Known for his advocacy of “borders, language and culture” long before Donald Trump entered the political scene, author and talk-radio host Michael Savage praised the president’s endorsement Wednesday of a plan to curb legal immigration, focusing on a merit-based system.
Savage said the new bill announced by Republican Sens. David Perdue of Georgia and Tom Cotton of Arkansas is “a shock to all of those politicians living off the illegal immigrant, whether through votes or through money being kicked up in one way or another.”
Noting he’s the son of an immigrant, he acknowledged that many Americans are confused by the Trump proposal, if not angered by it, because they are good-hearted people and argue America is “a nation of immigrants.”
Many quote the statement on the Statue of Liberty: “Give me your tired, your poor, your huddled masses, yearning to breathe free.”
“Those are beautiful words … and we all think, ‘Well, that’s America; we’ve always accepted the poor, the masses, the wretched refuse,'” Savage said.
But the problem, he said, is that the famous 1883 poem by Emma Lazarus was written before the welfare state.
“Yes, my friends, we’re no longer living in the age of the Statue of Liberty, where we can take in all of the huddled masses yearning to breathe free,” he said. “No, my friends, those days are over.”
The tired and poor and huddled masses of previous generations, Savage said, “were not coming here to sit on their fat behinds and drink a beer, or whatever they do — do nothing.”
“No, no, they worked their behinds off in factories. That’s why they lived 16 to a room. There was nothing waiting for them,” he said.
“They did it grimly, hoping that their child or children would do better than they did. That was the American way,” Savage said. “They did not expect to go to the front of the line and push the native-born out of the way.”
The bill announced Wednesday would reduce the number of annual legal permanent residents from 1 million to 500,000 and take into account an applicant’s English-speaking ability, education and work skills.
Give me your tired
At the White House press briefing, Trump’s senior policy adviser, Stephen Miller, was challenged by CNN reporter Jim Acosta, who asked if the administration was trying to change the definition of an immigrant encapsulated in the poem inscribed on the Statue of Liberty.
Miller, in a combative exchange that dominated the briefing, argued the poem was added after the statue was installed. And he asked how the poem conflicts with the Republicans’ plan to allow half a million immigrants annually, noting the quota has varied over the years.
“Tell me what years Jim Acosta’s definition of the Statue of Liberty poem is the law of the land,” Miller said. “So you’re saying 1 million is the Statue of Liberty number? Nine hundred thousand violates it; 800,000 violates it?”
Savage emphasized that as a first-generation American, he doesn’t hate immigrants.

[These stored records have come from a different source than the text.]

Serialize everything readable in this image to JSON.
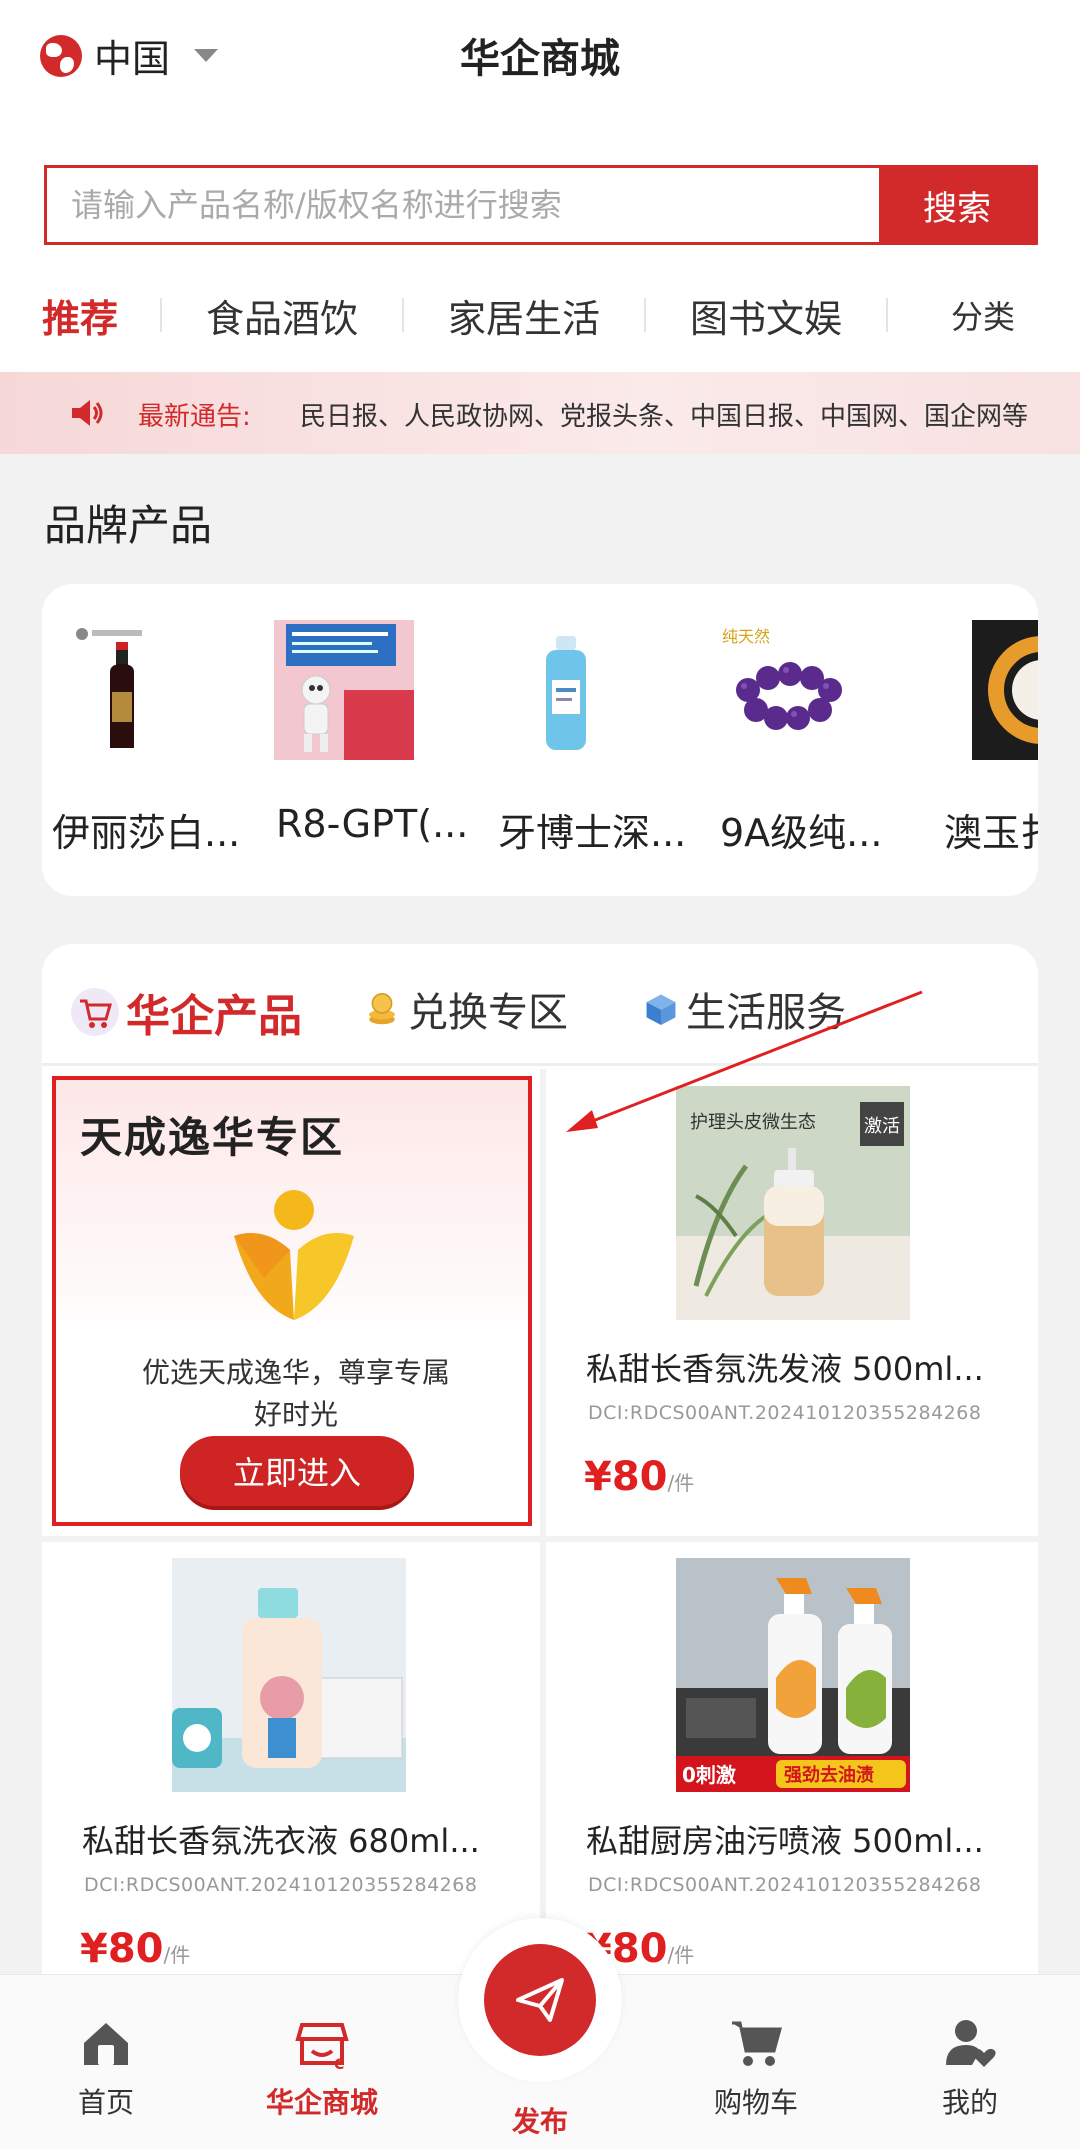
{
  "header": {
    "region": "中国",
    "title": "华企商城",
    "search_placeholder": "请输入产品名称/版权名称进行搜索",
    "search_button": "搜索"
  },
  "categories": [
    "推荐",
    "食品酒饮",
    "家居生活",
    "图书文娱",
    "分类"
  ],
  "notice": {
    "label": "最新通告:",
    "text": "民日报、人民政协网、党报头条、中国日报、中国网、国企网等"
  },
  "brand_section": {
    "title": "品牌产品",
    "items": [
      "伊丽莎白...",
      "R8-GPT(...",
      "牙博士深...",
      "9A级纯...",
      "澳玉扌"
    ]
  },
  "product_tabs": [
    "华企产品",
    "兑换专区",
    "生活服务"
  ],
  "promo": {
    "title": "天成逸华专区",
    "desc_line1": "优选天成逸华，尊享专属",
    "desc_line2": "好时光",
    "button": "立即进入"
  },
  "products": [
    {
      "name": "私甜长香氛洗发液 500ml...",
      "dci": "DCI:RDCS00ANT.20241012035528426​8",
      "price": "¥80",
      "unit": "/件",
      "badge": "激活"
    },
    {
      "name": "私甜长香氛洗衣液 680ml...",
      "dci": "DCI:RDCS00ANT.202410120355284268",
      "price": "¥80",
      "unit": "/件"
    },
    {
      "name": "私甜厨房油污喷液 500ml...",
      "dci": "DCI:RDCS00ANT.202410120355284268",
      "price": "¥80",
      "unit": "/件",
      "badge_left": "0刺激",
      "badge_right": "强劲去油渍"
    }
  ],
  "product_image_texts": {
    "shampoo_label": "护理头皮微生态",
    "bracelet_label": "纯天然"
  },
  "bottom_nav": {
    "home": "首页",
    "mall": "华企商城",
    "publish": "发布",
    "cart": "购物车",
    "mine": "我的"
  },
  "colors": {
    "brand_red": "#d22a2a",
    "price_red": "#e02020"
  }
}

“I speak their language, and I love to watch the hard-working immigrants who I talk with — I’ve never seen workers like that in my life, whether they are on construction sites or elsewhere,” he said.
The problem, he said, is not “the hard-working immigrant in the restaurant.”
“The problem is that he has a wife at home with a number of children who may not be working. They’re probably not. And they’re receiving enormous amounts of welfare benefits,” he said.
“That’s why our health-care system is broken.”
It’s about culture, not race
Never before, Savage said, has the world seen the kind of mass population change that has occurred in America in the years since Democratic Sen. Ted Kennedy successfully pushed for passage of the Immigration and Nationality Act of 1965, which abolished the system of national-origin quotas.
Savage recalled that Kennedy had promised there would be no change in demographics and no American worker would be displaced.
But now, allowed to continue, the populations of the United States and Europe, he said, “will no longer be the same populations of people who have existed there for hundreds or thousands of years and who built long-standing traditions of liberty and local self-government.”
“This has nothing to do with race. It has to do with culture,” he emphasized.
Savage pointed to the surge of Somali immigrants in Minnesota who refuse to assimilate, maintaining religious, cultural and political beliefs and practices at odds with longstanding traditions.
If the process continues, the culture and tradition of the local population will disappear, Savage said, “and with them goes their liberty.”
He observed: “It seems awfully coincidental that the new populations would be less likely to resist the borderless, globalist new world order where internationalist hoards and boards of unelected bureaucrats regulate the political and economic lives of everyone on the planet.”